◆ PROBLEM DESCRIPTION: Please write out each entry exactly as it appears.
· · ·
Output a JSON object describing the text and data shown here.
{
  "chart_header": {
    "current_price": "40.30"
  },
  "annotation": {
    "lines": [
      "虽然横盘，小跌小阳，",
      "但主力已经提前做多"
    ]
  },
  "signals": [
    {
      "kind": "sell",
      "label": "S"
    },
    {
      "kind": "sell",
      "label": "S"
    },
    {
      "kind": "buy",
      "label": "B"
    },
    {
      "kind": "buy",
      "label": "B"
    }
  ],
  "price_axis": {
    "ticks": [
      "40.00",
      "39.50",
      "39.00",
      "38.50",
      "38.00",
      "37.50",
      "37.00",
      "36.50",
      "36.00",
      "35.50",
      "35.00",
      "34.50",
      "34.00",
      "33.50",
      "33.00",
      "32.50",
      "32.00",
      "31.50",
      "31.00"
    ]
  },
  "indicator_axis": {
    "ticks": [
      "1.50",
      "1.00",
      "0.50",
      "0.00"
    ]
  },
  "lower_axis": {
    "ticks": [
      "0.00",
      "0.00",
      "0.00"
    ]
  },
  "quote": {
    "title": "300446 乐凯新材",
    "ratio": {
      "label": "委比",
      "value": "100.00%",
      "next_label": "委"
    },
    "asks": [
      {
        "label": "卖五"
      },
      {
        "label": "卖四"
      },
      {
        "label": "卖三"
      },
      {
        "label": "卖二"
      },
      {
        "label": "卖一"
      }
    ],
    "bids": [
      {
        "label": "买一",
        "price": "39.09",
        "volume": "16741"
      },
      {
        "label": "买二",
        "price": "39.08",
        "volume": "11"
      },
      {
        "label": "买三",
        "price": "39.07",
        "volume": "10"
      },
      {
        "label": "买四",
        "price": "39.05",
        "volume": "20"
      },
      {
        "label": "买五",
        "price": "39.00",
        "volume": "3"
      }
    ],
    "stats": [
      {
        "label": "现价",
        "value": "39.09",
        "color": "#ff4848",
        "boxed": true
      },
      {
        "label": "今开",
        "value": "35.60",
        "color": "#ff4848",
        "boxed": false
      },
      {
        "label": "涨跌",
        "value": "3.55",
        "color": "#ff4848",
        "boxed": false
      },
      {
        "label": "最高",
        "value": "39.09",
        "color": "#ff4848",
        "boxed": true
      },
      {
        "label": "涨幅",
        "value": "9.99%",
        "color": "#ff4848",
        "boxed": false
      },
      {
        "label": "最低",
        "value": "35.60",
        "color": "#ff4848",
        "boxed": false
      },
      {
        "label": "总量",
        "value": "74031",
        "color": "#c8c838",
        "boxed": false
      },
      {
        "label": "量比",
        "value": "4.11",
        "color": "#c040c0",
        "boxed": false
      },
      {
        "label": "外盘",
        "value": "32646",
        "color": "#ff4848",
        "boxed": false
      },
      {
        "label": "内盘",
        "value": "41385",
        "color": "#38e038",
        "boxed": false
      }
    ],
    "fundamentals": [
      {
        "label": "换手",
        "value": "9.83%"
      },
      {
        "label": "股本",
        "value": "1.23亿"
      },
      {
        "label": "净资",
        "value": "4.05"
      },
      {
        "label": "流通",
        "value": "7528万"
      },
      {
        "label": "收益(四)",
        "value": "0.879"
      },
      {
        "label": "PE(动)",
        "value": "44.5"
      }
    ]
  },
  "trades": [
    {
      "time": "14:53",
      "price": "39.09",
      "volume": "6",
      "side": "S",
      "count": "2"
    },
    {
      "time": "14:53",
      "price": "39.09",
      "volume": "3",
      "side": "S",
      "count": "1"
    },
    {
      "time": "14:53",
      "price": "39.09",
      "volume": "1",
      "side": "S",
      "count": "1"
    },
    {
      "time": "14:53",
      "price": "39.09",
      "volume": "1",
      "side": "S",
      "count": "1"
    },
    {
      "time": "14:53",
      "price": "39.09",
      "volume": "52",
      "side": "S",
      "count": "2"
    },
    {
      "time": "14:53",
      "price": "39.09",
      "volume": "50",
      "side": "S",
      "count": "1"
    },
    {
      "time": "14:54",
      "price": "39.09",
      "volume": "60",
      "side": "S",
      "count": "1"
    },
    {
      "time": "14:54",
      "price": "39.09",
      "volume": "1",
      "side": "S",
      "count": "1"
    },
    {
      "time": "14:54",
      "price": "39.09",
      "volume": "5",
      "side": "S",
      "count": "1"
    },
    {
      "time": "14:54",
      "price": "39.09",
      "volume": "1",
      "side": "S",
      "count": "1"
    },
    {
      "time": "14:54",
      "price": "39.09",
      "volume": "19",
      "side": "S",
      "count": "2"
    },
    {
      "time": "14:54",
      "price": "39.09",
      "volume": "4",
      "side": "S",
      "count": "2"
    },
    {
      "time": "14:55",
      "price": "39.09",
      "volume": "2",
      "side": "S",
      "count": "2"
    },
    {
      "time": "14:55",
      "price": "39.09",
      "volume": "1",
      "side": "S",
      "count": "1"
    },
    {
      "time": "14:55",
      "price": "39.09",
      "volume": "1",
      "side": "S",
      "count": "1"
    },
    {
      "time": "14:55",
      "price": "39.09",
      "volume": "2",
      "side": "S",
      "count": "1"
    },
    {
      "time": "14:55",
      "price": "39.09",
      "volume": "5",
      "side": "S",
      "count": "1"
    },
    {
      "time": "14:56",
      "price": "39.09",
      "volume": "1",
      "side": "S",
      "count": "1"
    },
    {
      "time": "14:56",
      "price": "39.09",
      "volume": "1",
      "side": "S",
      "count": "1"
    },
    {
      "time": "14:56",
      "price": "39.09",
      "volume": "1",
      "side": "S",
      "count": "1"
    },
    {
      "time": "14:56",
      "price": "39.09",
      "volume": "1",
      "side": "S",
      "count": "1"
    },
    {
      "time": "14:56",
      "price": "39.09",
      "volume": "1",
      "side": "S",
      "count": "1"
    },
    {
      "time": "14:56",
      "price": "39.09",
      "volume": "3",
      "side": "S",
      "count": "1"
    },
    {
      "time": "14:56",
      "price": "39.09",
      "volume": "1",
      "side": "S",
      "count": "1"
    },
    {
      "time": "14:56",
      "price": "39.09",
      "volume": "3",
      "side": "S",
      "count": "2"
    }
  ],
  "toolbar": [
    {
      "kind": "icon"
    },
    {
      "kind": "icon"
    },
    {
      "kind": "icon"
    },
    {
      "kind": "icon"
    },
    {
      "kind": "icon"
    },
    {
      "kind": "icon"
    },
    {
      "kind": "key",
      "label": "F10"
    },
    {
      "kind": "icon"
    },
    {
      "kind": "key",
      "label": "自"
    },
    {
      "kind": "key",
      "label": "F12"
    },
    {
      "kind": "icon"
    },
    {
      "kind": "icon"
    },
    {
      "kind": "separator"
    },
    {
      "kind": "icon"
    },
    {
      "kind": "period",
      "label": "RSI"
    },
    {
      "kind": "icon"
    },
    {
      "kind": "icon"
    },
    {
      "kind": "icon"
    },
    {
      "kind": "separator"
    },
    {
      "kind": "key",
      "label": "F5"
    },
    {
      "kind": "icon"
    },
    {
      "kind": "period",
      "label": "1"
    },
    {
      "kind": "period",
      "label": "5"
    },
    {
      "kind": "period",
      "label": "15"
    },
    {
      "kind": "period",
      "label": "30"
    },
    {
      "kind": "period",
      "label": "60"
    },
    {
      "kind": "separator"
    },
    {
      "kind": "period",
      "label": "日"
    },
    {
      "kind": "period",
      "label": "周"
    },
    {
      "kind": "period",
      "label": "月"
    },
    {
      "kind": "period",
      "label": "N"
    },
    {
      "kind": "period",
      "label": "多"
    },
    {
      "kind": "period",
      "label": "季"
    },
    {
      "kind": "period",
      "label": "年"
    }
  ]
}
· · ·
◆ RESPONSE TO THE EXERCISE:
Output a JSON object describing the text and data shown here.
{
  "chart_header": {
    "current_price": "40.30"
  },
  "annotation": {
    "lines": [
      "虽然横盘，小跌小阳，",
      "但主力已经提前做多"
    ]
  },
  "signals": [
    {
      "kind": "sell",
      "label": "S"
    },
    {
      "kind": "sell",
      "label": "S"
    },
    {
      "kind": "buy",
      "label": "B"
    },
    {
      "kind": "buy",
      "label": "B"
    }
  ],
  "price_axis": {
    "ticks": [
      "40.00",
      "39.50",
      "39.00",
      "38.50",
      "38.00",
      "37.50",
      "37.00",
      "36.50",
      "36.00",
      "35.50",
      "35.00",
      "34.50",
      "34.00",
      "33.50",
      "33.00",
      "32.50",
      "32.00",
      "31.50",
      "31.00"
    ]
  },
  "indicator_axis": {
    "ticks": [
      "1.50",
      "1.00",
      "0.50",
      "0.00"
    ]
  },
  "lower_axis": {
    "ticks": [
      "0.00",
      "0.00",
      "0.00"
    ]
  },
  "quote": {
    "title": "300446 乐凯新材",
    "ratio": {
      "label": "委比",
      "value": "100.00%",
      "next_label": "委"
    },
    "asks": [
      {
        "label": "卖五"
      },
      {
        "label": "卖四"
      },
      {
        "label": "卖三"
      },
      {
        "label": "卖二"
      },
      {
        "label": "卖一"
      }
    ],
    "bids": [
      {
        "label": "买一",
        "price": "39.09",
        "volume": "16741"
      },
      {
        "label": "买二",
        "price": "39.08",
        "volume": "11"
      },
      {
        "label": "买三",
        "price": "39.07",
        "volume": "10"
      },
      {
        "label": "买四",
        "price": "39.05",
        "volume": "20"
      },
      {
        "label": "买五",
        "price": "39.00",
        "volume": "3"
      }
    ],
    "stats": [
      {
        "label": "现价",
        "value": "39.09",
        "color": "#ff4848",
        "boxed": true
      },
      {
        "label": "今开",
        "value": "35.60",
        "color": "#ff4848",
        "boxed": false
      },
      {
        "label": "涨跌",
        "value": "3.55",
        "color": "#ff4848",
        "boxed": false
      },
      {
        "label": "最高",
        "value": "39.09",
        "color": "#ff4848",
        "boxed": true
      },
      {
        "label": "涨幅",
        "value": "9.99%",
        "color": "#ff4848",
        "boxed": false
      },
      {
        "label": "最低",
        "value": "35.60",
        "color": "#ff4848",
        "boxed": false
      },
      {
        "label": "总量",
        "value": "74031",
        "color": "#c8c838",
        "boxed": false
      },
      {
        "label": "量比",
        "value": "4.11",
        "color": "#c040c0",
        "boxed": false
      },
      {
        "label": "外盘",
        "value": "32646",
        "color": "#ff4848",
        "boxed": false
      },
      {
        "label": "内盘",
        "value": "41385",
        "color": "#38e038",
        "boxed": false
      }
    ],
    "fundamentals": [
      {
        "label": "换手",
        "value": "9.83%"
      },
      {
        "label": "股本",
        "value": "1.23亿"
      },
      {
        "label": "净资",
        "value": "4.05"
      },
      {
        "label": "流通",
        "value": "7528万"
      },
      {
        "label": "收益(四)",
        "value": "0.879"
      },
      {
        "label": "PE(动)",
        "value": "44.5"
      }
    ]
  },
  "trades": [
    {
      "time": "14:53",
      "price": "39.09",
      "volume": "6",
      "side": "S",
      "count": "2"
    },
    {
      "time": "14:53",
      "price": "39.09",
      "volume": "3",
      "side": "S",
      "count": "1"
    },
    {
      "time": "14:53",
      "price": "39.09",
      "volume": "1",
      "side": "S",
      "count": "1"
    },
    {
      "time": "14:53",
      "price": "39.09",
      "volume": "1",
      "side": "S",
      "count": "1"
    },
    {
      "time": "14:53",
      "price": "39.09",
      "volume": "52",
      "side": "S",
      "count": "2"
    },
    {
      "time": "14:53",
      "price": "39.09",
      "volume": "50",
      "side": "S",
      "count": "1"
    },
    {
      "time": "14:54",
      "price": "39.09",
      "volume": "60",
      "side": "S",
      "count": "1"
    },
    {
      "time": "14:54",
      "price": "39.09",
      "volume": "1",
      "side": "S",
      "count": "1"
    },
    {
      "time": "14:54",
      "price": "39.09",
      "volume": "5",
      "side": "S",
      "count": "1"
    },
    {
      "time": "14:54",
      "price": "39.09",
      "volume": "1",
      "side": "S",
      "count": "1"
    },
    {
      "time": "14:54",
      "price": "39.09",
      "volume": "19",
      "side": "S",
      "count": "2"
    },
    {
      "time": "14:54",
      "price": "39.09",
      "volume": "4",
      "side": "S",
      "count": "2"
    },
    {
      "time": "14:55",
      "price": "39.09",
      "volume": "2",
      "side": "S",
      "count": "2"
    },
    {
      "time": "14:55",
      "price": "39.09",
      "volume": "1",
      "side": "S",
      "count": "1"
    },
    {
      "time": "14:55",
      "price": "39.09",
      "volume": "1",
      "side": "S",
      "count": "1"
    },
    {
      "time": "14:55",
      "price": "39.09",
      "volume": "2",
      "side": "S",
      "count": "1"
    },
    {
      "time": "14:55",
      "price": "39.09",
      "volume": "5",
      "side": "S",
      "count": "1"
    },
    {
      "time": "14:56",
      "price": "39.09",
      "volume": "1",
      "side": "S",
      "count": "1"
    },
    {
      "time": "14:56",
      "price": "39.09",
      "volume": "1",
      "side": "S",
      "count": "1"
    },
    {
      "time": "14:56",
      "price": "39.09",
      "volume": "1",
      "side": "S",
      "count": "1"
    },
    {
      "time": "14:56",
      "price": "39.09",
      "volume": "1",
      "side": "S",
      "count": "1"
    },
    {
      "time": "14:56",
      "price": "39.09",
      "volume": "1",
      "side": "S",
      "count": "1"
    },
    {
      "time": "14:56",
      "price": "39.09",
      "volume": "3",
      "side": "S",
      "count": "1"
    },
    {
      "time": "14:56",
      "price": "39.09",
      "volume": "1",
      "side": "S",
      "count": "1"
    },
    {
      "time": "14:56",
      "price": "39.09",
      "volume": "3",
      "side": "S",
      "count": "2"
    }
  ],
  "toolbar": [
    {
      "kind": "icon"
    },
    {
      "kind": "icon"
    },
    {
      "kind": "icon"
    },
    {
      "kind": "icon"
    },
    {
      "kind": "icon"
    },
    {
      "kind": "icon"
    },
    {
      "kind": "key",
      "label": "F10"
    },
    {
      "kind": "icon"
    },
    {
      "kind": "key",
      "label": "自"
    },
    {
      "kind": "key",
      "label": "F12"
    },
    {
      "kind": "icon"
    },
    {
      "kind": "icon"
    },
    {
      "kind": "separator"
    },
    {
      "kind": "icon"
    },
    {
      "kind": "period",
      "label": "RSI"
    },
    {
      "kind": "icon"
    },
    {
      "kind": "icon"
    },
    {
      "kind": "icon"
    },
    {
      "kind": "separator"
    },
    {
      "kind": "key",
      "label": "F5"
    },
    {
      "kind": "icon"
    },
    {
      "kind": "period",
      "label": "1"
    },
    {
      "kind": "period",
      "label": "5"
    },
    {
      "kind": "period",
      "label": "15"
    },
    {
      "kind": "period",
      "label": "30"
    },
    {
      "kind": "period",
      "label": "60"
    },
    {
      "kind": "separator"
    },
    {
      "kind": "period",
      "label": "日"
    },
    {
      "kind": "period",
      "label": "周"
    },
    {
      "kind": "period",
      "label": "月"
    },
    {
      "kind": "period",
      "label": "N"
    },
    {
      "kind": "period",
      "label": "多"
    },
    {
      "kind": "period",
      "label": "季"
    },
    {
      "kind": "period",
      "label": "年"
    }
  ]
}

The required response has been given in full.